Please, note carefully the words teaching as a lifelong career. Two years as a means of enhancing one’s resume for other purposes is not the same thing, and does not benefit either the students being taught or the nation as a whole, despite news coverage to the contrary.
Sahlberg is blunt – he tells us that “Americans should admit that there is much to learn” from the educational systems of nations like Finland behind whom the US now lags. He thinks it is possible, closing with these words:
With America’s “can do’’ mentality and superior knowledge base in educational improvement, you could shift course before it’s too late.

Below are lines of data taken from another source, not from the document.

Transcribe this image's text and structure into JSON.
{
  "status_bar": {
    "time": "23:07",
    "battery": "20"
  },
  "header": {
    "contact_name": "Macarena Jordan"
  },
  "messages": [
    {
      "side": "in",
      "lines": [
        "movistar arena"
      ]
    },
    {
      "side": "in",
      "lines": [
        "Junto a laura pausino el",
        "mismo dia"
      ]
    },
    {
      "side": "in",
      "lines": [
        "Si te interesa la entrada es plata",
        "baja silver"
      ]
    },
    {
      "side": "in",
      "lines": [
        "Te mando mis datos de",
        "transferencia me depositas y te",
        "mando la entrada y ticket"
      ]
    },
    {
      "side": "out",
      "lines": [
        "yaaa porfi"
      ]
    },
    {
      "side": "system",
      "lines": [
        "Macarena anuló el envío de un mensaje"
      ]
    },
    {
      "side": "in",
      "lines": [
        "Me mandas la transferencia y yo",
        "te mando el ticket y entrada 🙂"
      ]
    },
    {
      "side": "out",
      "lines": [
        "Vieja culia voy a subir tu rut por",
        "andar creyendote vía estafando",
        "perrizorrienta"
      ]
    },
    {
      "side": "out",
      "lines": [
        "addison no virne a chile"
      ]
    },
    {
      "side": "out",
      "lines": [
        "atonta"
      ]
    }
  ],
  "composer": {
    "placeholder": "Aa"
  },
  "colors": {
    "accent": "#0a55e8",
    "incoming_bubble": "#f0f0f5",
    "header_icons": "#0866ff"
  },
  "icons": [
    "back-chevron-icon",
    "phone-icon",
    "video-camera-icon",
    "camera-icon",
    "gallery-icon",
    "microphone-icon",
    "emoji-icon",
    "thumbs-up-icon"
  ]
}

Let me add one other difference between Finland and the US that Sahlberg does not address. The teaching force in Finland is 100% unionized. Unionization is not in and of itself an obstacle to excellence in education. We should remind those who seek to use things like America lagging in comparisons like PISA not to use unions as an excuse, especially when states with unionized teaching and general work forces tend to outperform schools in right to work states.
The role of unions is different, to be sure. The culture is different, and not just in the respect given unions in Finland, including teachers unions.
Not only does Finland not have the high degree of childhood poverty we have in the US, they also have a far more substantial social safety net, starting with income security for families and medical care for all, two things sorely lacking in this nation.
Thus while I strongly advise we listen to what Salhberg has to offer us about how we can reform our schools, we should also bear in mind that we will not fix all the problems of learning until we are also willing to address the continuing inequities in this nation. Fixing the schools will be insufficient. I note that at a conference earlier this year Richard Rothstein of the Economic Policy Institute said that we would be better served taking the money that we could spend reducing the principal/teacher ratio to a reasonable level where you could evaluate teachers, and get much more bang for the buck by taking that money and building a health clinic in schools such as those in inner cities. Rothstein was addressing just one part of the impact that economic inequity has upon students that schools as they are currently constructed cannot address.
Still, I think we can learn from Finland, probably more so than we can from a China or a Korea, both of which are struggling to to change the direction of their schooling away from the test centric places they have been, ironically at the same time that we are going in the wrong direction.
I began by asking you to imagine a nation with excellent schools.
Now I make the same suggestion as does Sahlberg, that we seriously attempt to learn from what Finland has achieved in the past 25 years.
Imagine what we might be able to do with our schools.